Materials provided below:
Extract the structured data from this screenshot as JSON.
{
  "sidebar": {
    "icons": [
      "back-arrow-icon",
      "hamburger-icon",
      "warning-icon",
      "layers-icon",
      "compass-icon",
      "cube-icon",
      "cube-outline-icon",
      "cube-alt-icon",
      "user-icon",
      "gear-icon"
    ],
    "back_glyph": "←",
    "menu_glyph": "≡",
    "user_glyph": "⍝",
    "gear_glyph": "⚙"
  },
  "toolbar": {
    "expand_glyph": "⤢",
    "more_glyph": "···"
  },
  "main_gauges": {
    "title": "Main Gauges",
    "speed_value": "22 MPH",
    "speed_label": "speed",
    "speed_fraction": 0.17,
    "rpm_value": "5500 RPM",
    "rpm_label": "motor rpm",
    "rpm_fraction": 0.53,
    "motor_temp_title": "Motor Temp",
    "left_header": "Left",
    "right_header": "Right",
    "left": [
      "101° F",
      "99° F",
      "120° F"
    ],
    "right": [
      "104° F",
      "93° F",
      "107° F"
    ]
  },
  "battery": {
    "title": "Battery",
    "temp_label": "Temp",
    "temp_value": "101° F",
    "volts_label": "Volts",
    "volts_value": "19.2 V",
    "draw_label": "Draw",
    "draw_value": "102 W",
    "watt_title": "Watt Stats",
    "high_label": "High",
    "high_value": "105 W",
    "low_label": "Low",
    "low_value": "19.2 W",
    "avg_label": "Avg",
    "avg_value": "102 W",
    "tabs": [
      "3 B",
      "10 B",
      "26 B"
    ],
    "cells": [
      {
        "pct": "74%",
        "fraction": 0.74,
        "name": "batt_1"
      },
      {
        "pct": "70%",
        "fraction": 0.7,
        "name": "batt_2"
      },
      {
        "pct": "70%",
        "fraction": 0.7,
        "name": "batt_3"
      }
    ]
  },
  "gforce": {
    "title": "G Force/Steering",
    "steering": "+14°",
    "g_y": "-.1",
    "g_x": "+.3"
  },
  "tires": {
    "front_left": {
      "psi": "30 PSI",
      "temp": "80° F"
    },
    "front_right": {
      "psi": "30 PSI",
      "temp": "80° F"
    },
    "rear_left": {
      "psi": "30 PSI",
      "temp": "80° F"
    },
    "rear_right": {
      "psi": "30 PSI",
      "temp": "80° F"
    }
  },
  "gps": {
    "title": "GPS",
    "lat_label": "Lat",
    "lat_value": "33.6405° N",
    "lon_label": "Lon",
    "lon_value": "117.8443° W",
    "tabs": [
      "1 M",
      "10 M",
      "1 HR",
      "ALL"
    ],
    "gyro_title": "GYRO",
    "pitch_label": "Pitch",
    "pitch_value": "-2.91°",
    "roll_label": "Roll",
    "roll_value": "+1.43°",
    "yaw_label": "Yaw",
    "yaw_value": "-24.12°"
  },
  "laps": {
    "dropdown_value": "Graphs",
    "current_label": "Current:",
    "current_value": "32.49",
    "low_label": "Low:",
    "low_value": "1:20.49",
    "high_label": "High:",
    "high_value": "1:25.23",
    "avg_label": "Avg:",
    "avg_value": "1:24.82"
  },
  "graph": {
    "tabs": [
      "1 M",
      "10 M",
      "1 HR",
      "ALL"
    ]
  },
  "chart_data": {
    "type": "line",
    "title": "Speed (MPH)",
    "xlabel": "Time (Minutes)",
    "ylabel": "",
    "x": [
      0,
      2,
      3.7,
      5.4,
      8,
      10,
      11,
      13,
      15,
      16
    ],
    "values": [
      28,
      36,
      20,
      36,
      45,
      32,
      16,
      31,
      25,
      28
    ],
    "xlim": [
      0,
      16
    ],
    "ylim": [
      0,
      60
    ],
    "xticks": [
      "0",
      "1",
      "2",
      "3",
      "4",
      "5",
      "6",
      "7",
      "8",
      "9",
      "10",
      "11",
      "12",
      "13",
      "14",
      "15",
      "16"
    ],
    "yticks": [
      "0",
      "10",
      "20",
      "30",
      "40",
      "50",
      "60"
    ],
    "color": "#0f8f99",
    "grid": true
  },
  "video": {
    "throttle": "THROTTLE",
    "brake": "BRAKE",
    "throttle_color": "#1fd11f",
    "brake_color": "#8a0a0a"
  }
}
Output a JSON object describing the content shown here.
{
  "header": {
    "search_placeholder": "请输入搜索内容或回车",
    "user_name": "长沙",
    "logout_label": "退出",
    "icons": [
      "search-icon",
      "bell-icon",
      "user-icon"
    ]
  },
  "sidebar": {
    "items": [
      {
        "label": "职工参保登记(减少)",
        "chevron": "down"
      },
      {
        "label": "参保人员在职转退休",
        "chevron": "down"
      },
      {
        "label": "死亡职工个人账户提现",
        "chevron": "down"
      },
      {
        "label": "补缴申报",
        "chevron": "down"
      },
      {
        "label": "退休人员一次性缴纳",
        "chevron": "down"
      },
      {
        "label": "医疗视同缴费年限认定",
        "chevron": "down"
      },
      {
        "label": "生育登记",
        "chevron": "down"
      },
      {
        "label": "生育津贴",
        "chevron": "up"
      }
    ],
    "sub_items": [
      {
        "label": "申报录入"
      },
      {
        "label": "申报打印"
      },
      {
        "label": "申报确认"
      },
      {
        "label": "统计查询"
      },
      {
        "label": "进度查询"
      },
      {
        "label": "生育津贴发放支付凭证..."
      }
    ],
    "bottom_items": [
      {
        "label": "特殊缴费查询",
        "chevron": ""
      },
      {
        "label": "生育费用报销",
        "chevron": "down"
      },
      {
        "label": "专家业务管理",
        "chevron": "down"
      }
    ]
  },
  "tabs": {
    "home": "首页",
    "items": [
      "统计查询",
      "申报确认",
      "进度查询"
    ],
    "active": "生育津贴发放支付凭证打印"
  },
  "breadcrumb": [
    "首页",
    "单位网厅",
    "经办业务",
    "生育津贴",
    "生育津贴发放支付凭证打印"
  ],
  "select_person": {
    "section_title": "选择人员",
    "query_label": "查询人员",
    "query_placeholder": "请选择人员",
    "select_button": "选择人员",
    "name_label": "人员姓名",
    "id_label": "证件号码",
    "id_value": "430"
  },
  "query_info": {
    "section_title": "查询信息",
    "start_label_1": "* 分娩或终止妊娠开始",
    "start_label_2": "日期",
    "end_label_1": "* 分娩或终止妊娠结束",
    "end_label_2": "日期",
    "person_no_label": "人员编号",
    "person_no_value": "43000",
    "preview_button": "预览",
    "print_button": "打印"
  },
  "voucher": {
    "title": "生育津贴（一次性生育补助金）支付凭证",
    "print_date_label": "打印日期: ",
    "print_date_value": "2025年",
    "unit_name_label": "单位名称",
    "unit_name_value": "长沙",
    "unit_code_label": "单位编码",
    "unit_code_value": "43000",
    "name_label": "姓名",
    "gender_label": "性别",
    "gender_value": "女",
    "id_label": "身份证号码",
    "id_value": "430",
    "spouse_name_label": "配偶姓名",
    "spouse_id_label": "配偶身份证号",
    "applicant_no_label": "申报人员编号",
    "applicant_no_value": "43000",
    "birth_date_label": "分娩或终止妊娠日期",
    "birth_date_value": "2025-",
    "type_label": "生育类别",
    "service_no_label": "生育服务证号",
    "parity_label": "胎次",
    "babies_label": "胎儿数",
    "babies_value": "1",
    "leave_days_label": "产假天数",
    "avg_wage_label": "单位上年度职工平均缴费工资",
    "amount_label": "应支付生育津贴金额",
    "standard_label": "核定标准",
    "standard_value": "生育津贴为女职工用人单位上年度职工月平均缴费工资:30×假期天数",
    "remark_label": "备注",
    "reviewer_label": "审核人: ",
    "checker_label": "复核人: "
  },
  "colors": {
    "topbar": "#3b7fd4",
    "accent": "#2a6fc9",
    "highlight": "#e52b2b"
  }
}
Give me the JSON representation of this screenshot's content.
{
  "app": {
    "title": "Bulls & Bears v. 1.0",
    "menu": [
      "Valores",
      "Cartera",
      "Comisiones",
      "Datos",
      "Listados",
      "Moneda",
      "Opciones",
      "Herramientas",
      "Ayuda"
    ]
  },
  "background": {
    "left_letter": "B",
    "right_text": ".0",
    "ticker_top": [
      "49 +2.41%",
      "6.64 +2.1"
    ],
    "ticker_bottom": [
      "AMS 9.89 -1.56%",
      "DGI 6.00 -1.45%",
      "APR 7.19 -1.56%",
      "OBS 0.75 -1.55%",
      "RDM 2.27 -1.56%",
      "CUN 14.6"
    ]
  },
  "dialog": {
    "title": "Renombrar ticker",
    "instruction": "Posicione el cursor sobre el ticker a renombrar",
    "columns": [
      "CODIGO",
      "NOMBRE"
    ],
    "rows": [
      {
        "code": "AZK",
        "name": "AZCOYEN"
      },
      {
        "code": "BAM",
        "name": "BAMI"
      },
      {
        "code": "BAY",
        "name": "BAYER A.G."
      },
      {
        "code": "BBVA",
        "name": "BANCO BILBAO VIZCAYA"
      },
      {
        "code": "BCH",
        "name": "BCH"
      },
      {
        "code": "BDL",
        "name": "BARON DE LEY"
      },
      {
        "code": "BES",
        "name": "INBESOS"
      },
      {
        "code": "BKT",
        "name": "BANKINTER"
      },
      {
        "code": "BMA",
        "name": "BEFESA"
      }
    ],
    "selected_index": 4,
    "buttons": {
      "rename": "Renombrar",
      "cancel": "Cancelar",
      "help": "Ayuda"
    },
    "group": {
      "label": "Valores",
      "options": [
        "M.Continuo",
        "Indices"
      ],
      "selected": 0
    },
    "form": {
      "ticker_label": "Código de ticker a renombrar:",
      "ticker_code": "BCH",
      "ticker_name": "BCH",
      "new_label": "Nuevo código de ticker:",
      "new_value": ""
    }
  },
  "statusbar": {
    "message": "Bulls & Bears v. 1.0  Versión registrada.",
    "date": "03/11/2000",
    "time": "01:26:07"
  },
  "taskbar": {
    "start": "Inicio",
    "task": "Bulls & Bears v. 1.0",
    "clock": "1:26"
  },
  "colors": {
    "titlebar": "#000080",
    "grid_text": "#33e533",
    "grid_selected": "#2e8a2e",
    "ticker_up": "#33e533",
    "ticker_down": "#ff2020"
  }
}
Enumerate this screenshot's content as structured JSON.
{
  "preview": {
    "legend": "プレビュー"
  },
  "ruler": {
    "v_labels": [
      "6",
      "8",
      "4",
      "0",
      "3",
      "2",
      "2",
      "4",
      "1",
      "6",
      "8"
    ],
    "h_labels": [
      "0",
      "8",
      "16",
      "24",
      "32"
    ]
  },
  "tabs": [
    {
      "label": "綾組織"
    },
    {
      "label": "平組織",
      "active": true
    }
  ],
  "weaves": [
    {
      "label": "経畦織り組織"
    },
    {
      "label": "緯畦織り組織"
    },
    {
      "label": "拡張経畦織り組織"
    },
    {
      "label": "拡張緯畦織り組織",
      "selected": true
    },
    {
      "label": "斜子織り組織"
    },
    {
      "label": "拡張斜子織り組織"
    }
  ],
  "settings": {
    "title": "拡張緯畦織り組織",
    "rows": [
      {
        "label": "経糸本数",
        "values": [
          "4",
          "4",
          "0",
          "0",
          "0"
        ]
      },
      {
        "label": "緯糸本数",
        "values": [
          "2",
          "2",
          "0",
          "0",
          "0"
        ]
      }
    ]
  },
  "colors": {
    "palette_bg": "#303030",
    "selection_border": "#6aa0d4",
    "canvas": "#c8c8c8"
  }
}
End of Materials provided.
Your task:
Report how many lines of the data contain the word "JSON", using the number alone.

Your response:
4